- Lewis, Gordon, ed. The History of the Japanese Camera. Rochester, N.Y.: George Eastman House, International Museum of Photography & Film, 1991. ISBN 0-935398-17-1 (paper), ISBN 0-935398-16-3 (hard). P.39 (brief mention only).
- McKeown, James M. and Joan C. McKeown's Price Guide to Antique and Classic Cameras, 12th Edition, 2005-2006. USA, Centennial Photo Service, 2004. ISBN 0-931838-40-1 (hardcover). ISBN 0-931838-41-X (softcover). P.915.
- Sugiyama, Kōichi (杉山浩一); Naoi, Hiroaki (直井浩明); Bullock, John R. The Collector's Guide to Japanese Cameras. 国産カメラ図鑑 (Kokusan kamera zukan). Tokyo: Asahi Sonorama, 1985. ISBN 4-257-03187-5. Item 2030–1.
- Tanimura Yoshihiko (谷村吉彦). "Senzen umare no maboroshi no kokusan nigan-refu: 6×6-han no Sakurafurekkusu" (戦前生まれの幻の国産二眼レフ6×6判のサクラフレックス, A Japanese phantom TLR born before the war: the 6×6 Sakura-flex). Kamera Rebyū: Kurashikku Kamera Senka (カメラレビュー クラシックカメラ専科) / Camera Review: All about Historical Cameras no.27, December 1993. No ISBN number. Stereo World (ステレオワールド). Pp.122–4. The article has a front view of the Taroflex, showing the logo in the viewing hood.

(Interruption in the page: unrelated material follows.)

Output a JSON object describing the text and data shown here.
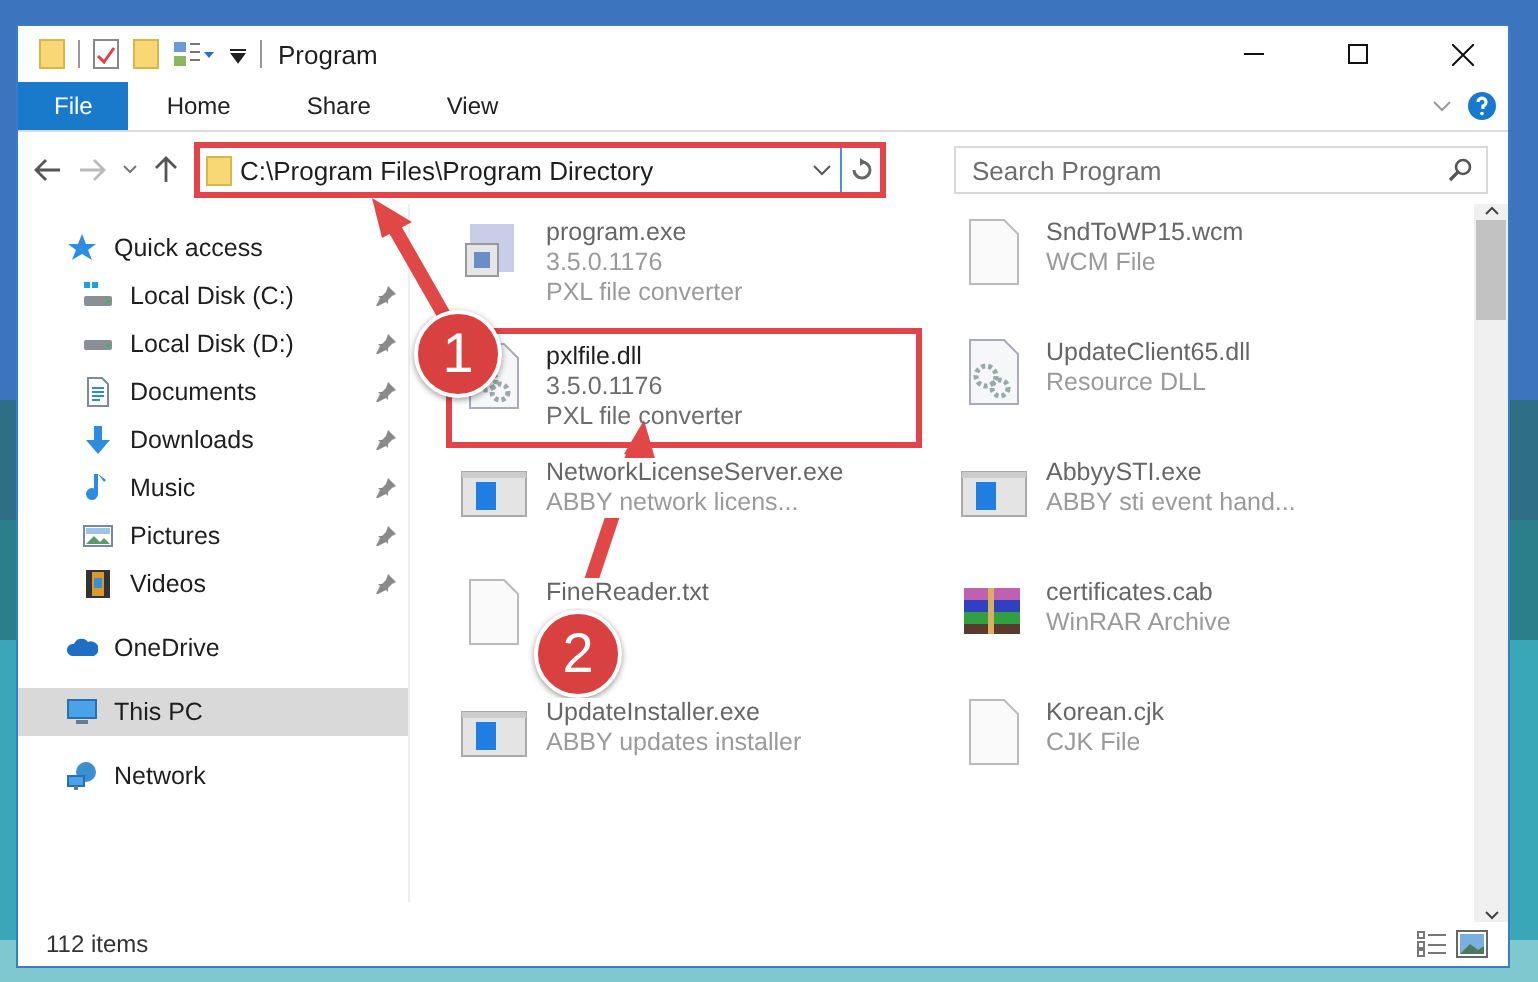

- Watakushi no ni-gan-refu kamera-ten (私の二眼レフカメラ展, Exhibition of twin lens reflex cameras). Tokyo: JCII Camera Museum, 1992. (Exhibition catalogue, no ISBN number.) P.25.